Rodela said many Alpine and Highland residents are outdoorsy and love biking, mountain biking, hiking and trail running. Because of this, residents have reached out to city leaders with concerns about making the trails better and creating safer passage between the cities for all users, such as for children traveling to school.
The cities are conducting a study to collect public input on how to create safe passage for all users and improve access to schools, parks, trails and other city destinations in order to "develop a multimodal network that connects Alpine and Highland," the Alpine Highland Connections website said.

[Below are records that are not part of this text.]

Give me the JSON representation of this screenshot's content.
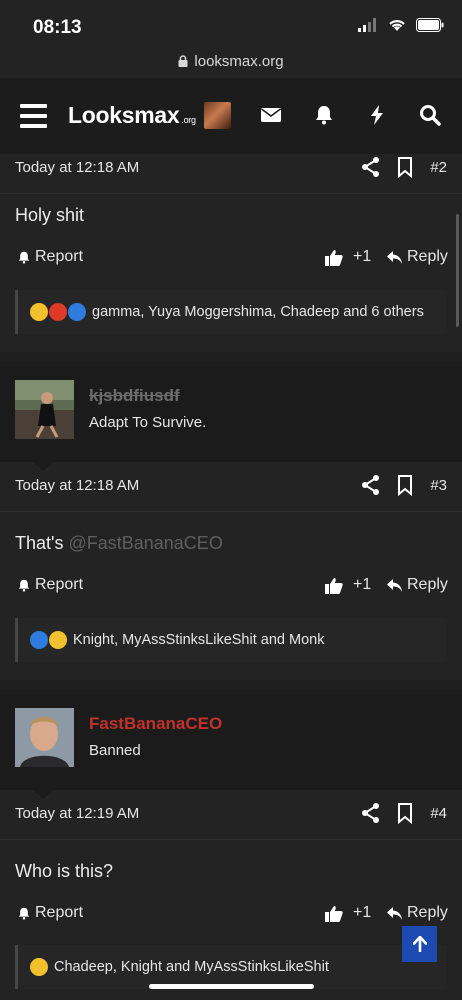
{
  "status": {
    "time": "08:13"
  },
  "browser": {
    "url": "looksmax.org"
  },
  "nav": {
    "logo_main": "Looksmax",
    "logo_suffix": ".org"
  },
  "colors": {
    "background": "#232323",
    "nav": "#1c1c1c",
    "banned_name": "#c0312a",
    "accent": "#1d4ab0",
    "mention": "#5f5f5f"
  },
  "posts": [
    {
      "date": "Today at 12:18 AM",
      "number": "#2",
      "body": "Holy shit",
      "report_label": "Report",
      "like_label": "+1",
      "reply_label": "Reply",
      "reactions_text": "gamma, Yuya Moggershima, Chadeep and 6 others"
    },
    {
      "user": {
        "name": "kjsbdfiusdf",
        "title": "Adapt To Survive."
      },
      "date": "Today at 12:18 AM",
      "number": "#3",
      "body": "That's ",
      "mention": "@FastBananaCEO",
      "report_label": "Report",
      "like_label": "+1",
      "reply_label": "Reply",
      "reactions_text": "Knight, MyAssStinksLikeShit and Monk"
    },
    {
      "user": {
        "name": "FastBananaCEO",
        "title": "Banned"
      },
      "date": "Today at 12:19 AM",
      "number": "#4",
      "body": "Who is this?",
      "report_label": "Report",
      "like_label": "+1",
      "reply_label": "Reply",
      "reactions_text": "Chadeep, Knight and MyAssStinksLikeShit"
    }
  ]
}
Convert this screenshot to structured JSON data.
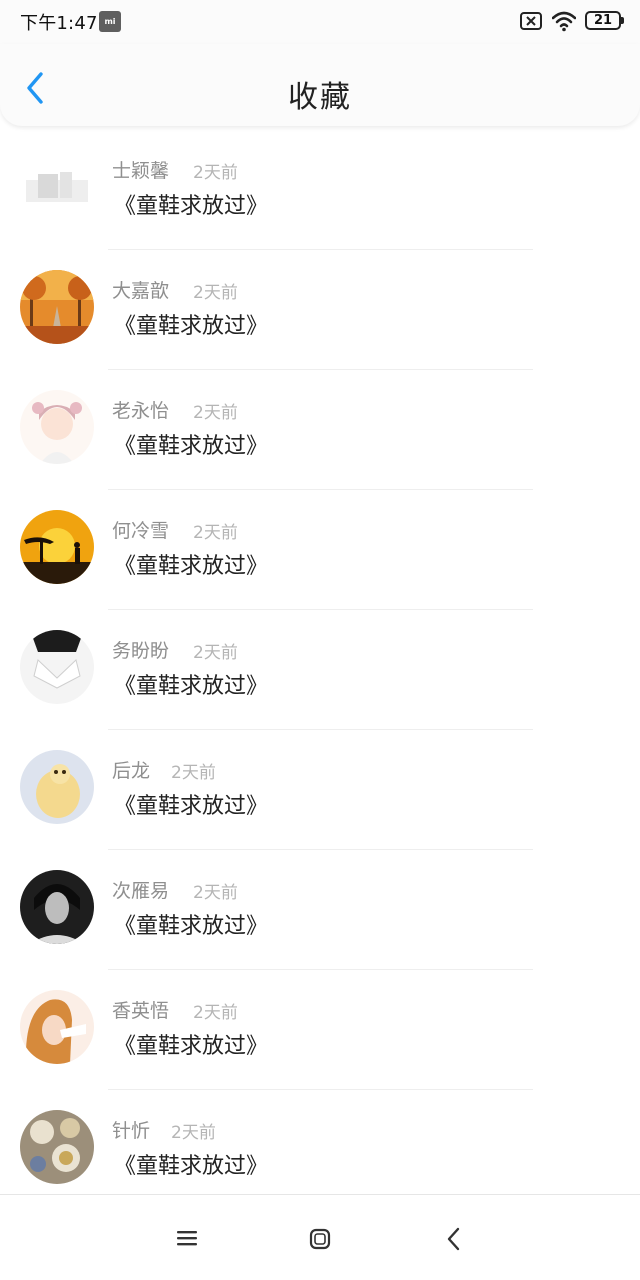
{
  "status_bar": {
    "time": "下午1:47",
    "notification_badge": "mi",
    "battery_level": "21",
    "icons": [
      "mi-notification-icon",
      "no-sim-icon",
      "wifi-icon",
      "battery-icon"
    ]
  },
  "header": {
    "title": "收藏",
    "back_icon": "chevron-left-icon",
    "accent_color": "#2196f3"
  },
  "favorites": [
    {
      "user": "士颖馨",
      "time": "2天前",
      "title": "《童鞋求放过》",
      "avatar": "faded-photo"
    },
    {
      "user": "大嘉歆",
      "time": "2天前",
      "title": "《童鞋求放过》",
      "avatar": "autumn-road"
    },
    {
      "user": "老永怡",
      "time": "2天前",
      "title": "《童鞋求放过》",
      "avatar": "anime-boy"
    },
    {
      "user": "何冷雪",
      "time": "2天前",
      "title": "《童鞋求放过》",
      "avatar": "sunset-silhouette"
    },
    {
      "user": "务盼盼",
      "time": "2天前",
      "title": "《童鞋求放过》",
      "avatar": "white-collar"
    },
    {
      "user": "后龙",
      "time": "2天前",
      "title": "《童鞋求放过》",
      "avatar": "golden-animal"
    },
    {
      "user": "次雁易",
      "time": "2天前",
      "title": "《童鞋求放过》",
      "avatar": "dark-portrait"
    },
    {
      "user": "香英悟",
      "time": "2天前",
      "title": "《童鞋求放过》",
      "avatar": "girl-portrait"
    },
    {
      "user": "针忻",
      "time": "2天前",
      "title": "《童鞋求放过》",
      "avatar": "tea-table"
    }
  ],
  "nav_bar": {
    "icons": [
      "menu-icon",
      "home-icon",
      "back-icon"
    ]
  }
}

As part of this initiative, residents are encouraged to fill out a survey and interactive map on the website to give the city feedback on how they travel within and between the two cities, where the problem areas are, or suggestions on where connections between the cities could be placed.
Rodela said the cities are primarily looking at the trail system and sidewalk system to focus on walking and biking connections.
"It's a great way to get feedback between our residents of 'Where are we falling short?'" Rodela said. "This is really just being able to actively connect our cities and also get people outside more. Walking more, biking more — doing all the things we love in our cities."
This is really just being able to actively connect our cities and also get people outside more. Walking more, biking more — doing all the things we love in our cities.
–Highland City Councilwoman Kim Rodela
Looking through the comments that have already been posted on the map, Rodela said it's been fun to see suggestions that she never would have thought of, such as adding another way to cross under Timpanogos Highway or extending the Bonneville Shoreline Trail.
"When I have an issue going on in a certain part of the city, the first people I'm going to look for are the residents that live in that area because they are the resident experts," Rodela said. "This is a great way for us to be able to go to our experts in those areas and get their feedback, because they are the ones walking the trails."
Although the city councils have been working on this initiative for a few months now, public feedback for the connections plan ends Dec. 1.
The city councils are partnering with Horrocks Engineering, which will put together a study of all the feedback received to show the areas that need improvement of connectivity and to devise a plan on how to go forward to accomplish it all. Rodela said she is hoping the plan will be finalized in the next year, and then the cities will be able to start working on the improvements.
"So many times we do projects, and then we come up with a plan and we think it's a great plan. We start moving forward with it and then residents come and say, 'That's an awful plan.'" Rodela said. "Please leave your feedback and let us know. The more that residents comment and give their expertise to us, the better we're going to do as a city to be able to provide the infrastructure and amenities they want."
Residents can leave feedback at alpinehighlandconnections.com/.